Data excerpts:
- Opening Delimiter -
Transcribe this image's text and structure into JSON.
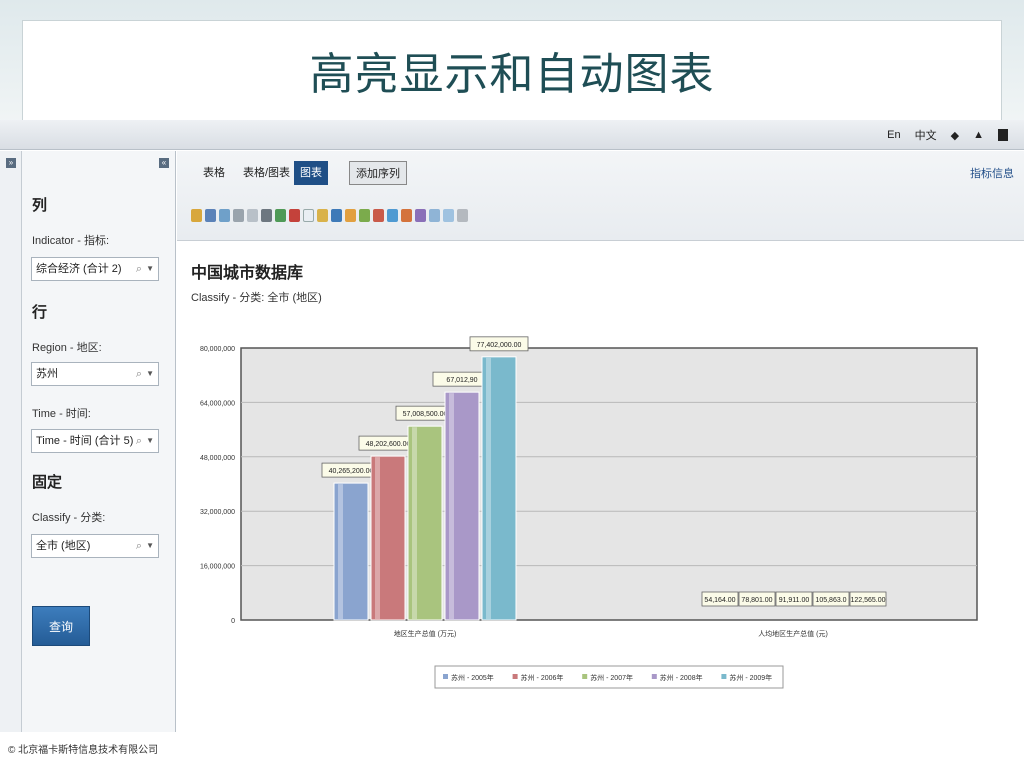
{
  "slide": {
    "title": "高亮显示和自动图表",
    "footer": "© 北京福卡斯特信息技术有限公司"
  },
  "topbar": {
    "lang_en": "En",
    "lang_cn": "中文"
  },
  "sidebar": {
    "col_header": "列",
    "indicator_label": "Indicator - 指标:",
    "indicator_value": "综合经济 (合计 2)",
    "row_header": "行",
    "region_label": "Region - 地区:",
    "region_value": "苏州",
    "time_label": "Time - 时间:",
    "time_value": "Time - 时间 (合计 5)",
    "fixed_header": "固定",
    "classify_label": "Classify - 分类:",
    "classify_value": "全市 (地区)",
    "query_button": "查询"
  },
  "main": {
    "tabs": [
      "表格",
      "表格/图表",
      "图表"
    ],
    "add_series": "添加序列",
    "indicator_info": "指标信息",
    "db_title": "中国城市数据库",
    "db_subtitle": "Classify - 分类: 全市 (地区)"
  },
  "chart_data": {
    "type": "bar",
    "categories": [
      "地区生产总值 (万元)",
      "人均地区生产总值 (元)"
    ],
    "series": [
      {
        "name": "苏州 - 2005年",
        "values": [
          40265200,
          54164
        ],
        "labels": [
          "40,265,200.00",
          "54,164.00"
        ],
        "color": "#8aa4cf"
      },
      {
        "name": "苏州 - 2006年",
        "values": [
          48202600,
          78801
        ],
        "labels": [
          "48,202,600.00",
          "78,801.00"
        ],
        "color": "#c9797b"
      },
      {
        "name": "苏州 - 2007年",
        "values": [
          57008500,
          91911
        ],
        "labels": [
          "57,008,500.00",
          "91,911.00"
        ],
        "color": "#a9c47e"
      },
      {
        "name": "苏州 - 2008年",
        "values": [
          67012900,
          105863
        ],
        "labels": [
          "67,012,90",
          "105,863.0"
        ],
        "color": "#a998c8"
      },
      {
        "name": "苏州 - 2009年",
        "values": [
          77402000,
          122565
        ],
        "labels": [
          "77,402,000.00",
          "122,565.00"
        ],
        "color": "#7ab9cc"
      }
    ],
    "yticks": [
      "80,000,000",
      "64,000,000",
      "48,000,000",
      "32,000,000",
      "16,000,000",
      "0"
    ],
    "ylim": [
      0,
      80000000
    ],
    "grid": true,
    "legend": "bottom"
  }
}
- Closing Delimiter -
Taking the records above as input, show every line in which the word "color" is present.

Response:
        "color": "#8aa4cf"
        "color": "#c9797b"
        "color": "#a9c47e"
        "color": "#a998c8"
        "color": "#7ab9cc"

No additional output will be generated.